====== Information shown ======
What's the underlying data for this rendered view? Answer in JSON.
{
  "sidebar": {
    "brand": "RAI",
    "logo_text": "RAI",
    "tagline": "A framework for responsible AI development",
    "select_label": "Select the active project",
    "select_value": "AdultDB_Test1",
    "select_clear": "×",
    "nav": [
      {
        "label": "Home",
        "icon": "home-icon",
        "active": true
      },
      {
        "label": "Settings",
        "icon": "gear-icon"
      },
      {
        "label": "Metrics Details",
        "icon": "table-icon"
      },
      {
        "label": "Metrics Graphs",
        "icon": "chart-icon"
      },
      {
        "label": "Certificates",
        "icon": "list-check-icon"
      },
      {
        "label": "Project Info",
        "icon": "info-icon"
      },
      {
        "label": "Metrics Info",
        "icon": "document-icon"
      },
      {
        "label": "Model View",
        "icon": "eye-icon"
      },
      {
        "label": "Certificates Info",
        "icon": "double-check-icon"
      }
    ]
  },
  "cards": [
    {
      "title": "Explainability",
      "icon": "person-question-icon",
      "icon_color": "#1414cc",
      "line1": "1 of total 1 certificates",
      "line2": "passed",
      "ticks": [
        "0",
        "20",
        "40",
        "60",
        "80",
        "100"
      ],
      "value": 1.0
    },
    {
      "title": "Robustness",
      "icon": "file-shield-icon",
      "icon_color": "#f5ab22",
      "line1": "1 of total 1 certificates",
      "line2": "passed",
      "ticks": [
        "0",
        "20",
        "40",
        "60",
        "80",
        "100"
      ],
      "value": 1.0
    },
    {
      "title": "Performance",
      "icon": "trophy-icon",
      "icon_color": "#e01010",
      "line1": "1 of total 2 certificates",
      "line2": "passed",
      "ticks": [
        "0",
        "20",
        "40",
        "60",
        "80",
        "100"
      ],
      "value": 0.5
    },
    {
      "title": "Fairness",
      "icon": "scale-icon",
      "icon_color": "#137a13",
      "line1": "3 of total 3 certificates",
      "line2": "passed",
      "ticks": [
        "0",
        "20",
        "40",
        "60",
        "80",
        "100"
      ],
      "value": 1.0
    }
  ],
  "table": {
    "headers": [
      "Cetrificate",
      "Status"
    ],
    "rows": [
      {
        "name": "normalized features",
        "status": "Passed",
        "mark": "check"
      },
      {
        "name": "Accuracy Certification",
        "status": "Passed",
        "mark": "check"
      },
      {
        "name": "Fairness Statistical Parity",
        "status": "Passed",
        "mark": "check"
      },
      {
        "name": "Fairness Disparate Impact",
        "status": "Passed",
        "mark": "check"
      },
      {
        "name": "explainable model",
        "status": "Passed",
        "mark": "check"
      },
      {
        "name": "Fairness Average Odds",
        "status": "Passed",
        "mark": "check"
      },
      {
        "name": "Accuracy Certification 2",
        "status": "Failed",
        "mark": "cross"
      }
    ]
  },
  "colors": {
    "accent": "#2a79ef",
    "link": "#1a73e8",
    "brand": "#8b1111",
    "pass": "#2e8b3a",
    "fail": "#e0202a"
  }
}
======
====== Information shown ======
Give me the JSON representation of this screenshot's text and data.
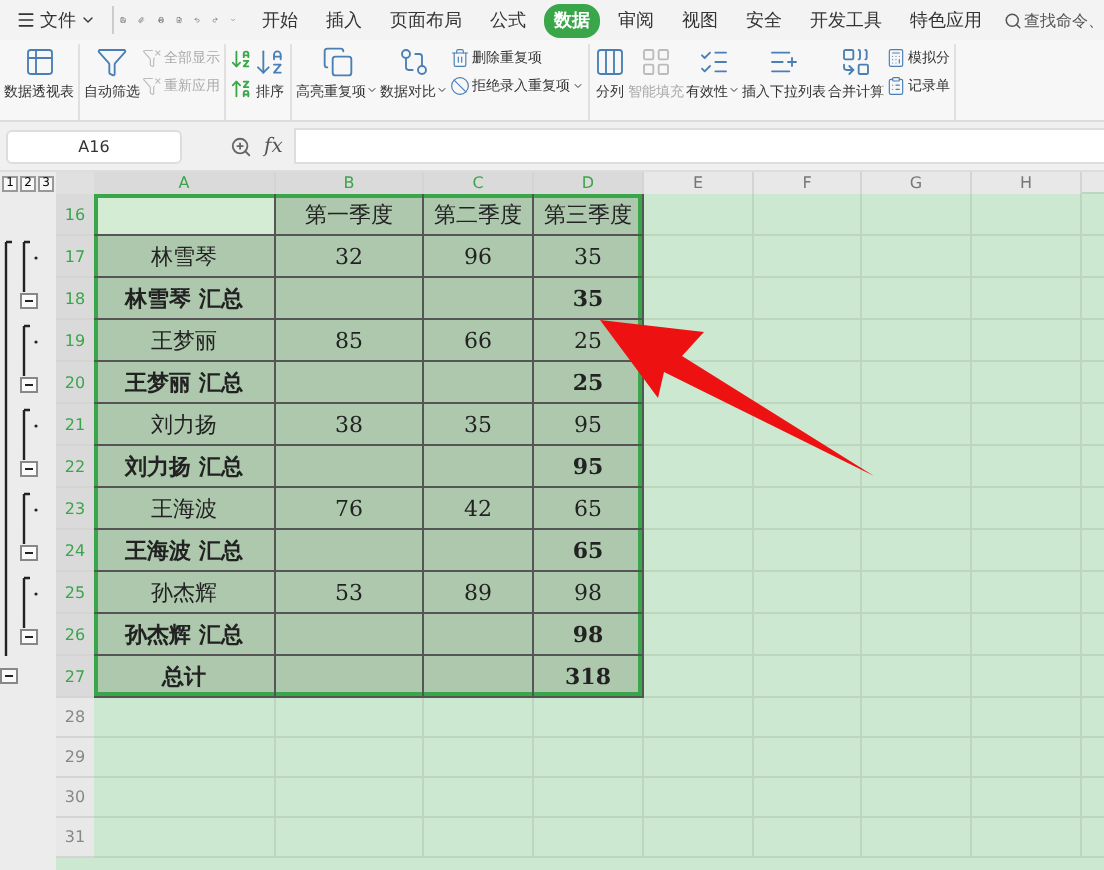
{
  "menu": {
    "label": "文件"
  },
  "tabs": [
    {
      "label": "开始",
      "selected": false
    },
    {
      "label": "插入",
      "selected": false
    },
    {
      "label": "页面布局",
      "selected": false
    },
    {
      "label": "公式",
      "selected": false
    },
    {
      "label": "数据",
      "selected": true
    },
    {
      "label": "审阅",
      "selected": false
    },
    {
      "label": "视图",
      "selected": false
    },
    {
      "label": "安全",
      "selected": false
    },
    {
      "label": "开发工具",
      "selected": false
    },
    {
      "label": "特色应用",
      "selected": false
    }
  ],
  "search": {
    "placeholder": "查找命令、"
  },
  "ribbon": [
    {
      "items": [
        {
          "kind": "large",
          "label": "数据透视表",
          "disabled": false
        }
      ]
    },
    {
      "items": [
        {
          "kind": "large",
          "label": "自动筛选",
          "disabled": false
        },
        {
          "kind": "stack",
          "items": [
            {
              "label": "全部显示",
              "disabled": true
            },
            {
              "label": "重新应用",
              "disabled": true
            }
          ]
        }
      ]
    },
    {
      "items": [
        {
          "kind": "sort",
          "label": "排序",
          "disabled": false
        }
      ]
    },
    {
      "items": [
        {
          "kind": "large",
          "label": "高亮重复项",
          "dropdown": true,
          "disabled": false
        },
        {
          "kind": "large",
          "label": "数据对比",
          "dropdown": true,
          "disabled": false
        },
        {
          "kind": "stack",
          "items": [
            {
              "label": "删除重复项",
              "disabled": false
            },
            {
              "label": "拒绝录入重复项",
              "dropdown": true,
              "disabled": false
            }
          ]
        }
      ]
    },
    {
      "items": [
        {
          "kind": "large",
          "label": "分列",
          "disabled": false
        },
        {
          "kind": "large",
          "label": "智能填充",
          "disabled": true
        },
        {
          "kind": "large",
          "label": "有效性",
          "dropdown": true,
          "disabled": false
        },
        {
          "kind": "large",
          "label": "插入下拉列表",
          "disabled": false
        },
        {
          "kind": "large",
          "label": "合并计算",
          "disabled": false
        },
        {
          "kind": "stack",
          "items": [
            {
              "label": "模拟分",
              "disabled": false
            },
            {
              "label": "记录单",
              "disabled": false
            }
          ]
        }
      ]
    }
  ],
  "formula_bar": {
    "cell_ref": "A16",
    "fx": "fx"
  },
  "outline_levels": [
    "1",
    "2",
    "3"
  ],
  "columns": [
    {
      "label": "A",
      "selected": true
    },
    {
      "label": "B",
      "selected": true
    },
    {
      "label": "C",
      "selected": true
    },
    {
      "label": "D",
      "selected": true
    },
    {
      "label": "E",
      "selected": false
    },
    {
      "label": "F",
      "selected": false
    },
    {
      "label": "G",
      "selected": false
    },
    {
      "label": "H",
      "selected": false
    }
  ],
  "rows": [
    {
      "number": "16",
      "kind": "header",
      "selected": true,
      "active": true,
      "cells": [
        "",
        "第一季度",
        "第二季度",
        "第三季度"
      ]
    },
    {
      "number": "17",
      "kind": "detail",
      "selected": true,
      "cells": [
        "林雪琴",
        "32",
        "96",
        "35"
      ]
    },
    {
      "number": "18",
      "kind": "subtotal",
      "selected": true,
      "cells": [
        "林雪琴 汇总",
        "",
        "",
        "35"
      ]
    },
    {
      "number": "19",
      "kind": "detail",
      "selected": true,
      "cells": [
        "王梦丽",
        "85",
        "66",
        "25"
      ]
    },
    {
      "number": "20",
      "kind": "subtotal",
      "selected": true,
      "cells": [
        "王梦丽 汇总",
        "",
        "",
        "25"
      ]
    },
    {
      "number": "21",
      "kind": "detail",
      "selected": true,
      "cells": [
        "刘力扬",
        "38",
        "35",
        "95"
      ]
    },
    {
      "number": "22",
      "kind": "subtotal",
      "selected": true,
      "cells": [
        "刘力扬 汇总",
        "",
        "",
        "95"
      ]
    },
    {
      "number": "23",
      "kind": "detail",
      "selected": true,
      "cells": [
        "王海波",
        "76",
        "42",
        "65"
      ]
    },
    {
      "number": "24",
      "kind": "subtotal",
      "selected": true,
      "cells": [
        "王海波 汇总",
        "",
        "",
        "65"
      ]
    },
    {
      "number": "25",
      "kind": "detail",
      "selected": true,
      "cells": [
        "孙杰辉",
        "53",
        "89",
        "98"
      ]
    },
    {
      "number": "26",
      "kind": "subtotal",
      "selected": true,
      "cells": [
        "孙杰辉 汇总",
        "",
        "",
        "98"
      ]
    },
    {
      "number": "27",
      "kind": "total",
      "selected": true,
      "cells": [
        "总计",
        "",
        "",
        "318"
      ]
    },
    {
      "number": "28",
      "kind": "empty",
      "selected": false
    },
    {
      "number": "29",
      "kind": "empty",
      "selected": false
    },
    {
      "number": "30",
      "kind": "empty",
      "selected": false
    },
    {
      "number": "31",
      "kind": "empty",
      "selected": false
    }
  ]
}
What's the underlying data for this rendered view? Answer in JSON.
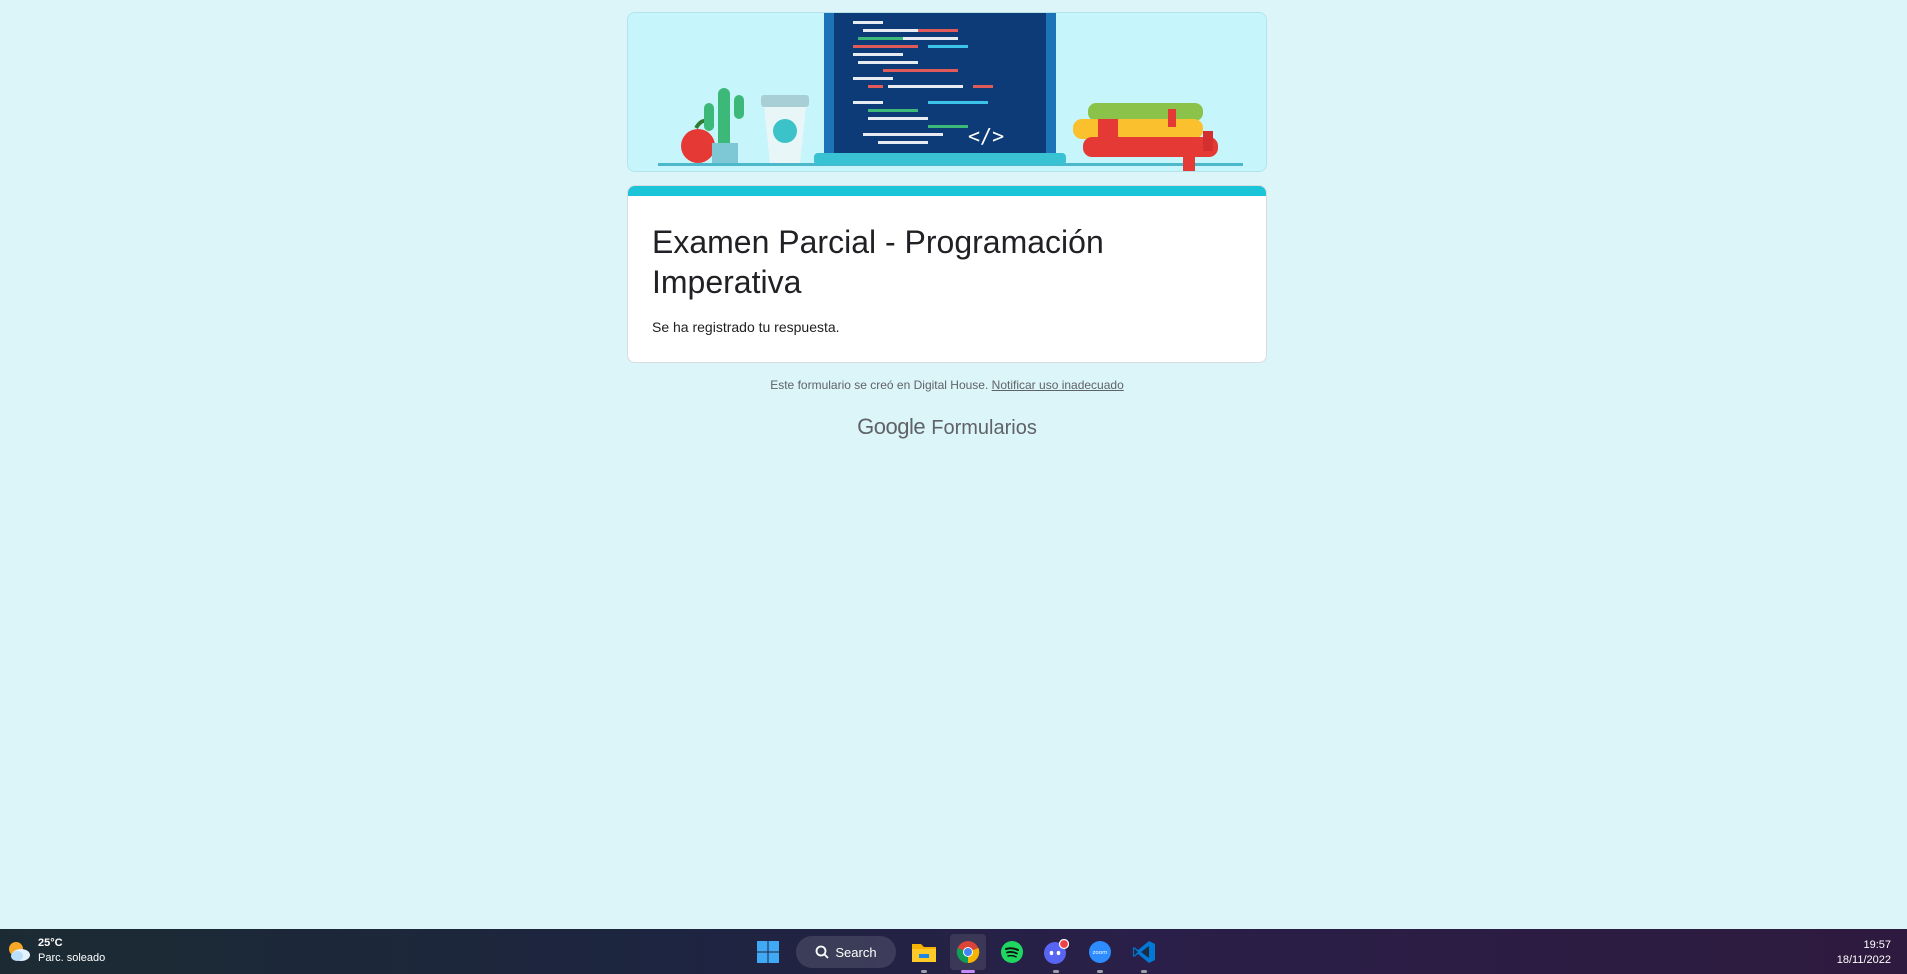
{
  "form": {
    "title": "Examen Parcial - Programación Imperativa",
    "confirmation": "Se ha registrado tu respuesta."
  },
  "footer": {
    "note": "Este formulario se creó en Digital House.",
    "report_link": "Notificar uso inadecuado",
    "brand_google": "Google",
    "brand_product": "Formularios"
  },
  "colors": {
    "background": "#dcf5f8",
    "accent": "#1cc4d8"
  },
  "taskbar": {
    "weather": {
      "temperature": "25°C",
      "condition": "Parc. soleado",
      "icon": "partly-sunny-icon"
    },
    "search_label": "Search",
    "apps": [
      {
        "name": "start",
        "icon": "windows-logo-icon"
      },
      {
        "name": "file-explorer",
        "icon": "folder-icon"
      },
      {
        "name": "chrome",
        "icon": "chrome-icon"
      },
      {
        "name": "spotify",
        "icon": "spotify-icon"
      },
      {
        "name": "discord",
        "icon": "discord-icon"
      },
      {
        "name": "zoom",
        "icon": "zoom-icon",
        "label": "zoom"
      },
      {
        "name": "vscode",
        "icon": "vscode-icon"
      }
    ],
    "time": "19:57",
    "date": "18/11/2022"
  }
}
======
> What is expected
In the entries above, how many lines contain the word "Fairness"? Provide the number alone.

> Result below
4